As of January 2014, the Defamation Act 2013 introduced a “serious harm” threshold for defamation claims. As set out in section 1(1)a statement is not defamatory unless its publication has caused or is likely to cause serious harm to the…
Intellectual property and media law
- Please select a briefing
- Privacy rights and ‘citizen journalists’
- GDPR - What happens after 25 May?
- Social media - Defamation and regulation
- Orange or Orange? The importance of trade mark protection
- Radiohead deny bringing an action against Lana Del Ray for copyright infringement – but what is copyright?
- Challenging the validity of a trade mark: Caspian Pizza v Shah
- GDPR: Changes to the data protection regime
- Professionals and social media
- Design Right and Infringement
- Unlimited Fines for Breaches to the Data Protection Act 1998
- Defamation and the “Serious Harm” Threshold Test
- Photography and Copyright Infringement
- Facebook Infringed Privacy of Convicted Sex Offender
- Big Brother is Watching You
- Compensation Claims Under the Data Protection Act 1998?
- Disputes Over IP Ownership Rights
- Journalists Caught in the Crossfire of Defamation
- Can Americans Make Successful Defamation Claims Across the Pond?
- Kick it (defamation) out
- User Guide to Social Media and Avoiding Legal Traps
- The Data Protection Act 1998 (DPA) and Celebrities’ Privacy

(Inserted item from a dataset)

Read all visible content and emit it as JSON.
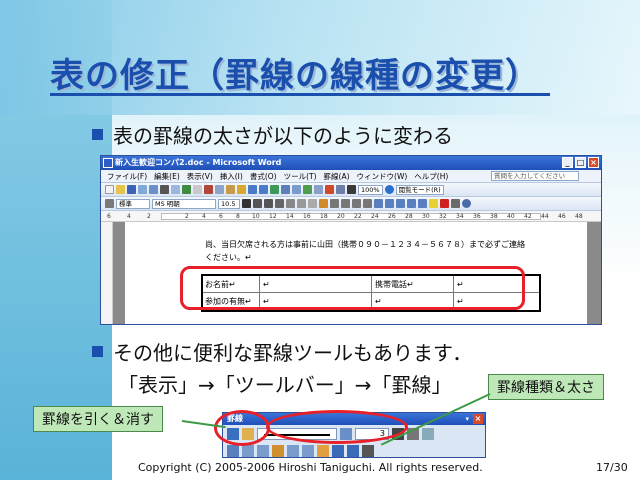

Given the tech savvy society, which we live in, it is all too easy to get caught up in the ‘selfie’ culture. More easily done is the potential to loose track of the rules governing copyright law – specifically IP…
CG v Facebook Ireland Ltd and another  NIQB 11 saw the Northern Irish High Court find in the favour of a convicted sex offender and ordered the removal of a Facebook page set up to monitor sex offenders and…
Have you ever visited a website and the adverts displayed on the page contain images of goods or products which you specifically researched online? If so, then it is possible that your private information has been misused. The Court of Appeal…
Section 13 of the Data Protection Act 1998 (DPA) affords compensation to individuals who suffer damages as a result of breaches to the DPA, by organisations that hold personal data. Individuals can also ask for compensation for distress suffered, which…
Both are widely used Intellectual Property (“IP”) terminology and both are also used interchangeably from time to time, however, there is a difference between the two. ‘Copyright’ is often a tool used to protect literary or artistic work i.e. books…
Cruddas v Calver  EWHC 2298 (QB) saw journalists and a publisher (the “Defendants”) up in arms and ready to appeal a decision holding them liable for libel and malicious falsehood (of posing as international financiers in an undercover operation)…
The case of The Bussey Law Firm PC and Timothy Raymond Bussey v Jason Paige  EWHC 563 (QB) answers the above question in one simple answer. Yes. The case concerned a claim against the Defendant who admitted that a…
Professional footballs Mr Rufus (Claimant) and Mr Elliot (Defendant) sue one another too! In February 2013, it was purported that Mr Elliot sent Mr Rufus an offensive and aggressive text message following a business dispute and which contained a racist…
The basics In the early stages of becoming a user of social media services such as but not limited to: Facebook, Twitter, LinkedIn and Instagram, it is important (albeit a bit boring) to pay attention to the fine print – specifically…